“I know I should be better about keeping a budget but I don’t even know where to start. and I don’t want to spend a lot of time on it.”
Stop thinking of it as something you have to do all at once. If building spreadsheets and digging through old statements and receipts is your jam, by all means, go for it. For the rest of us, I recommend beginning on the first day of the upcoming month. It doesn’t matter what month that will be or which holidays or celebrations are coming. Don’t let that be your excuse. Just start tracking on the first of the month.
List all your expenses.
Bills, gas, groceries, donations, subscriptions, entertainment, tuition, clubs, etc. Keep receipts in an envelope in your wallet or purse so everything is accounted for. My husband uses an app called Pocket Expense 6 rather than collecting receipts. There are loads of expense tracker apps out there. I’m a paper-and-pen person so I use a physical budget planner and write everything down.
Track your expenses for two to three months to get a general idea of what your monthly output looks like. Having at least two months of your budget tracked is a great start and will have you in much better shape for creating a budget that works. There may be items that aren’t on your radar such as property taxes, vehicle registration renewal, summer camp, doctor or dental visits, etc. As you track your money each month, your annual budget will begin to take shape and show you where all the money goes throughout the year. This makes it easier to plan ahead.
The most important thing is to be absolutely honest during this process. Don’t worry if there were some unusual expenses. Track everything. It’s all part of the process. Now you can see where your money really goes. Not where you think it goes but where it actually goes.
“Okay… So I tracked my spending for the last two months and now I’m panicking!”
Do not panic.
Seeing the truth of your budget isn’t meant to shame you. It’s meant to help you. This is your opportunity to create a budget that works for you and your family.
I’m not a big spender but when I first started keeping a budget planner, I was appalled by what it revealed. I don’t like to shop. I know. I’m weird. We don’t go to restaurants very often. I was making lots of small purchases. Those were keeping me from making progress paying down debt. We had several subscriptions that no longer served us. Magazines were piling up unread. I canceled a few subscription boxes and I didn’t miss them at all when they stopped coming. Now we make more strategic shopping lists.
Be strategic and flexible.
Think about where you want to make changes. Different strategies work for different families. I’m no financial planner or expert. What has worked for me is knowing where my money is going and checking my budget daily. That’s right. I check my budget planner every day to see what bills and expenses are coming up in the following weeks. This allows me to prioritize how to use the money that is left.

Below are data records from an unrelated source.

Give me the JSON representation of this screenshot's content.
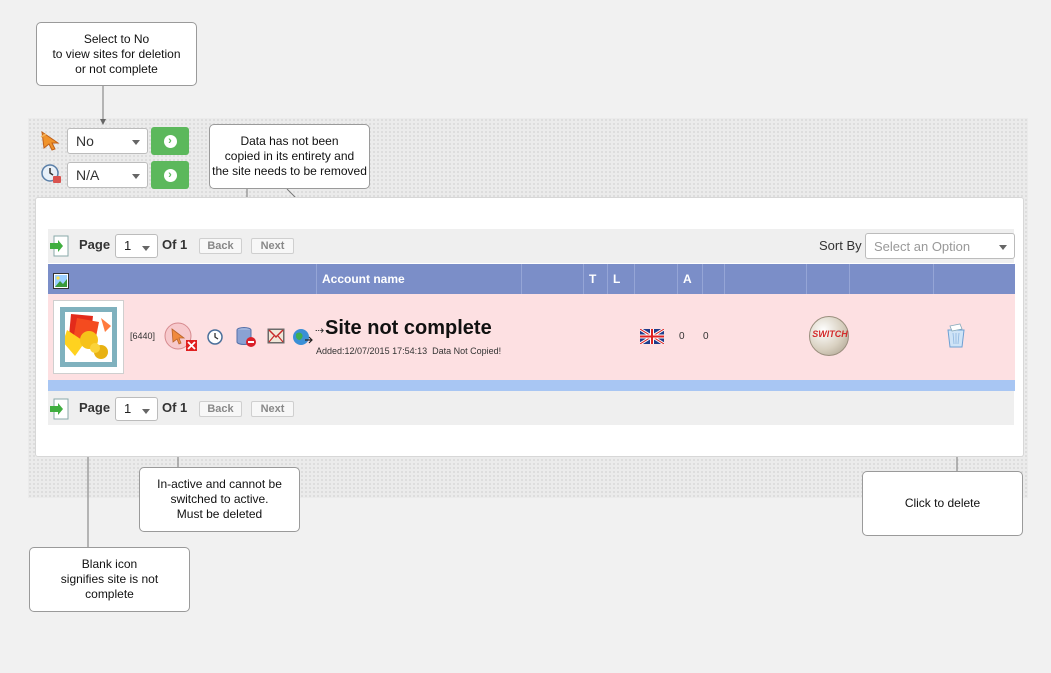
{
  "callouts": {
    "select_no": "Select to No\nto view sites for deletion\nor not complete",
    "data_not_copied": "Data has not been\ncopied in its entirety and\nthe site needs to be removed",
    "inactive": "In-active and cannot be\nswitched to active.\nMust be deleted",
    "blank_icon": "Blank icon\nsignifies site is not\ncomplete",
    "click_delete": "Click to delete"
  },
  "filters": {
    "status_value": "No",
    "time_value": "N/A",
    "go_glyph": "›"
  },
  "pager": {
    "page_label": "Page",
    "page_value": "1",
    "of_label": "Of 1",
    "back_label": "Back",
    "next_label": "Next"
  },
  "sort": {
    "label": "Sort By",
    "placeholder": "Select an Option"
  },
  "table": {
    "columns": [
      "",
      "Account name",
      "T",
      "L",
      "",
      "A",
      "",
      "",
      "",
      "",
      ""
    ]
  },
  "row": {
    "id": "[6440]",
    "title": "Site not complete",
    "added": "Added:12/07/2015 17:54:13  Data Not Copied!",
    "count_1": "0",
    "count_2": "0",
    "switch_label": "SWITCH"
  },
  "icons": {
    "status_filter": "pointer-icon",
    "time_filter": "clock-lock-icon",
    "pager": "page-arrow-icon",
    "header_image": "image-icon",
    "inactive": "inactive-pointer-icon",
    "clock": "clock-icon",
    "database": "database-remove-icon",
    "mail": "mail-icon",
    "globe": "globe-icon",
    "flag": "uk-flag-icon",
    "switch": "switch-icon",
    "delete": "trash-icon"
  },
  "colors": {
    "go_button": "#5cb85c",
    "header": "#7b8ec8",
    "row_background": "#fde0e2",
    "row_separator": "#a8c6f3"
  }
}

If you have debt to deal with, there are many schools of thought on how to attack it: make snowball payments, cut out everything that isn’t essential, use cash envelopes as a strict allowance, etc. If you are trying to save for a house or a car or a big vacation, keeping a budget will allow you to stay focused without pushing your goal further into the future by blowing your budget on your Starbucks addiction or trips to Target (two of my favorite ways to overspend).
When your budget is organized, other aspects of your life start to fall in line.